#### Extracted information:
|---|

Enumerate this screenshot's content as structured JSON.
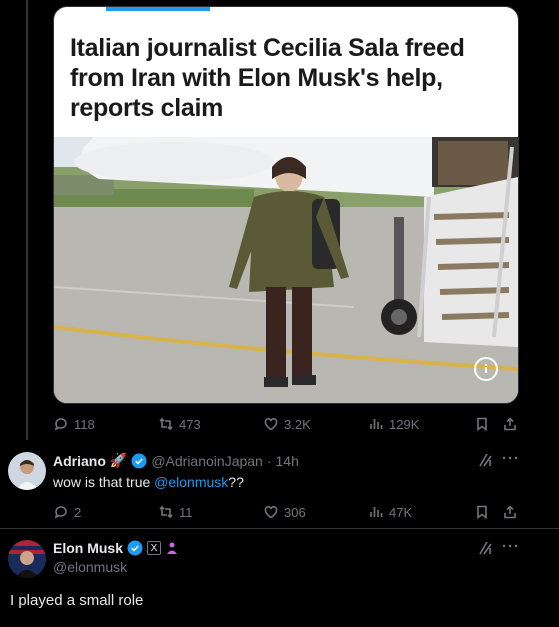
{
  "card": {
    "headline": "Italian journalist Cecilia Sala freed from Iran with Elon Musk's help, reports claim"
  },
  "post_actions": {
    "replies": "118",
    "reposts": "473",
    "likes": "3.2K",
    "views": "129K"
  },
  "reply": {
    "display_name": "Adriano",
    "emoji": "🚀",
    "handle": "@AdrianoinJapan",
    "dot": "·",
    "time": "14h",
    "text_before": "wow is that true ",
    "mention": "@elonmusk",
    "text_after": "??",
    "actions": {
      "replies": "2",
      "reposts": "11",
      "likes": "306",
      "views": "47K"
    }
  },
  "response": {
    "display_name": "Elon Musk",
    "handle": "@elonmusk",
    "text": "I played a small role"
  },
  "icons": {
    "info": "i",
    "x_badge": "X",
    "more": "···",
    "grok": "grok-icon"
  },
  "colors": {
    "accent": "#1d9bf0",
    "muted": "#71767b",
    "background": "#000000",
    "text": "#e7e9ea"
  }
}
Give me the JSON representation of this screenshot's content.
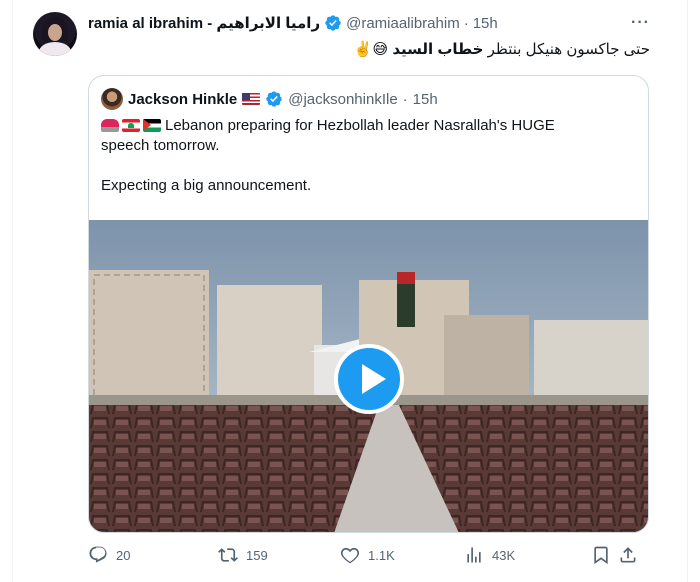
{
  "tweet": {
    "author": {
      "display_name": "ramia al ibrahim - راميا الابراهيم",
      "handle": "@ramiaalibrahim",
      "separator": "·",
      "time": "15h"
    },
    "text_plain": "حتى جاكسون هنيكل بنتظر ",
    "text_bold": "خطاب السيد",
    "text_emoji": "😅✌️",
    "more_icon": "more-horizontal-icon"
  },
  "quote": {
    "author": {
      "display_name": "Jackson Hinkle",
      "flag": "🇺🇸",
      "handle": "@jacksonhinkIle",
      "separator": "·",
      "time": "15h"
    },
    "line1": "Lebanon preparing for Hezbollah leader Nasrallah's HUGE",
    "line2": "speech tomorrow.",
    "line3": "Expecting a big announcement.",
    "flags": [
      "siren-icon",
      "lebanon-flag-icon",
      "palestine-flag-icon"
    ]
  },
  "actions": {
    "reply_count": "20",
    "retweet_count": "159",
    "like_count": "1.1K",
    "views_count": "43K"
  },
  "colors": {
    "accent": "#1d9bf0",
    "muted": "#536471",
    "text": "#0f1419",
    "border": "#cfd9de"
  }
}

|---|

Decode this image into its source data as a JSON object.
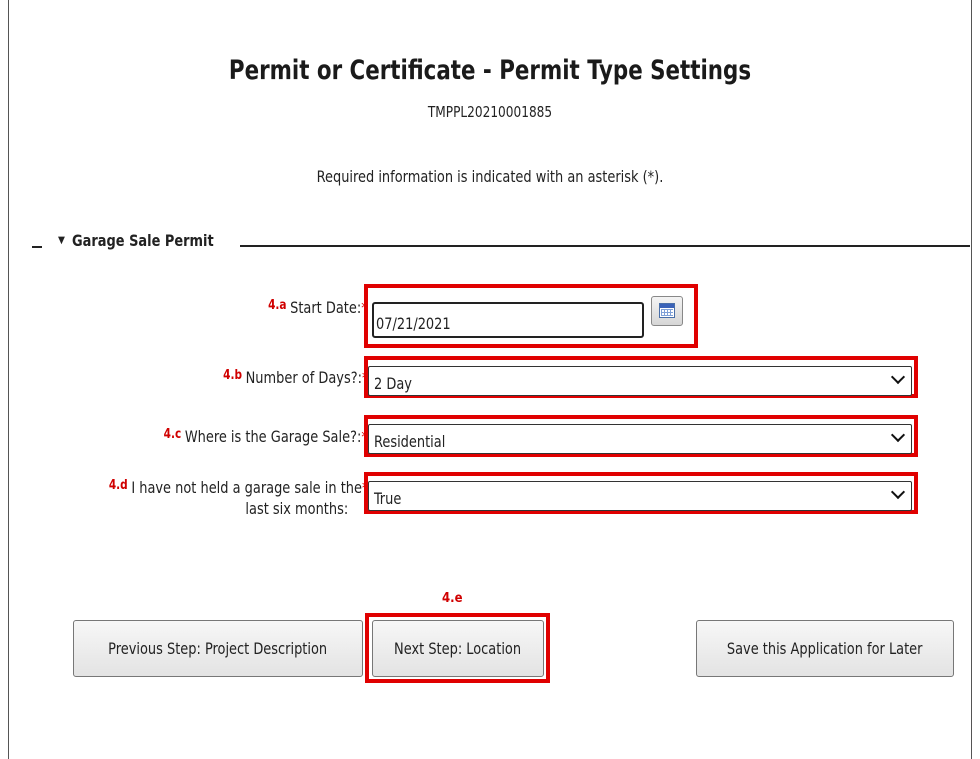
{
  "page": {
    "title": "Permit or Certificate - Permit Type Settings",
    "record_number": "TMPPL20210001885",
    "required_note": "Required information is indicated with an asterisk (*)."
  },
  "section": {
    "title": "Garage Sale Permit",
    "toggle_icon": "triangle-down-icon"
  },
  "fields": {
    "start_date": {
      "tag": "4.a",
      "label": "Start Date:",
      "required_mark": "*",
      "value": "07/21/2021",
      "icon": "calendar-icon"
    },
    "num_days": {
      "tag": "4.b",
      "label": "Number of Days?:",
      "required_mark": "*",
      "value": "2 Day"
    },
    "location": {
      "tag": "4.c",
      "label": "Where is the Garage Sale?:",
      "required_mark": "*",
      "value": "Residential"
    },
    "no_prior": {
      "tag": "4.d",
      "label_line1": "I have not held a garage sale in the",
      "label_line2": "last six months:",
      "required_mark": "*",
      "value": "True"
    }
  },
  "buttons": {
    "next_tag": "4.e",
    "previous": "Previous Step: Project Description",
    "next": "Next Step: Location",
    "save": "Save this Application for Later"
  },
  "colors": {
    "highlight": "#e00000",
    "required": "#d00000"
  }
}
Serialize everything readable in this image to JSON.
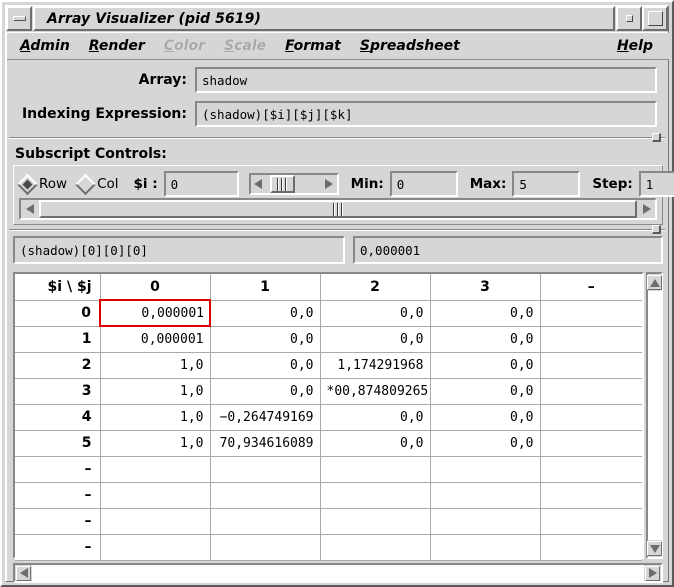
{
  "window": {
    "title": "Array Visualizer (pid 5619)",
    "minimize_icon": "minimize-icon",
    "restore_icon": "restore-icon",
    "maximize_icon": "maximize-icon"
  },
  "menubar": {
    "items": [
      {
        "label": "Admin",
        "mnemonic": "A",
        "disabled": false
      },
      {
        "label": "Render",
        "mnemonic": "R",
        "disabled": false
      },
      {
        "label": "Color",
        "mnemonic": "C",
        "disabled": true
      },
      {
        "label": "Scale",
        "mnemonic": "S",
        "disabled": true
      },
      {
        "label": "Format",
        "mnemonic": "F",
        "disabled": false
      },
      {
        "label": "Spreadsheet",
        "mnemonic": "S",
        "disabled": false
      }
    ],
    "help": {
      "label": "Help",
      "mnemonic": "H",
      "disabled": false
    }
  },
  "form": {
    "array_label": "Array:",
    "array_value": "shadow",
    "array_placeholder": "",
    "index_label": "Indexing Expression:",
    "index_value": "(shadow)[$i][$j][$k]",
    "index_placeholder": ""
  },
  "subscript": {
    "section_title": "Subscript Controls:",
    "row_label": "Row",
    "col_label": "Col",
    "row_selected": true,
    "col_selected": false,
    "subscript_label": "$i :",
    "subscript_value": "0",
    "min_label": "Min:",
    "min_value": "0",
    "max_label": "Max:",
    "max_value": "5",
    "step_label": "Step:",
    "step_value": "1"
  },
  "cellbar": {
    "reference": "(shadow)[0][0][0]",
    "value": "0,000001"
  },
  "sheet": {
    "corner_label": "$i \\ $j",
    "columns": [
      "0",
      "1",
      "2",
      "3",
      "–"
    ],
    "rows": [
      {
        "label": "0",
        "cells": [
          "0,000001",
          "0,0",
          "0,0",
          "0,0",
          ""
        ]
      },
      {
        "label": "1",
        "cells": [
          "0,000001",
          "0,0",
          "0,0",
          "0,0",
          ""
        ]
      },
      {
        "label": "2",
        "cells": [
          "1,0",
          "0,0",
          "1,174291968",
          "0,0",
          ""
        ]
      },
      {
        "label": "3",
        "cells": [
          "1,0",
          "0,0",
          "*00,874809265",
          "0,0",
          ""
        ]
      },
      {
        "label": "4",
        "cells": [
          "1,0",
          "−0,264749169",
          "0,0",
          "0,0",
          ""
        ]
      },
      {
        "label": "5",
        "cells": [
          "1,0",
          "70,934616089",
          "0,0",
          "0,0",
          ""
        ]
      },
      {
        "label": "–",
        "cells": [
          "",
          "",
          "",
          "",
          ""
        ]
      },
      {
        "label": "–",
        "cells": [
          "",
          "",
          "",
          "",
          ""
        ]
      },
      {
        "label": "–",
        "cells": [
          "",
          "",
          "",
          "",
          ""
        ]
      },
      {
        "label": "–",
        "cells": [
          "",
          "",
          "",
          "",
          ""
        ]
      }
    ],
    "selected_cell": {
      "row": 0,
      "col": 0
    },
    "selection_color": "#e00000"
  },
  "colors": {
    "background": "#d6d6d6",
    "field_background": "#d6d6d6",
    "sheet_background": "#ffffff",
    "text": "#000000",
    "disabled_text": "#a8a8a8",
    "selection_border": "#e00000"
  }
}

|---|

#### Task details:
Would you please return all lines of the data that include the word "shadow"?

#### Answer to this problem:
    "array_value": "shadow",
    "index_value": "(shadow)[$i][$j][$k]",
    "reference": "(shadow)[0][0][0]",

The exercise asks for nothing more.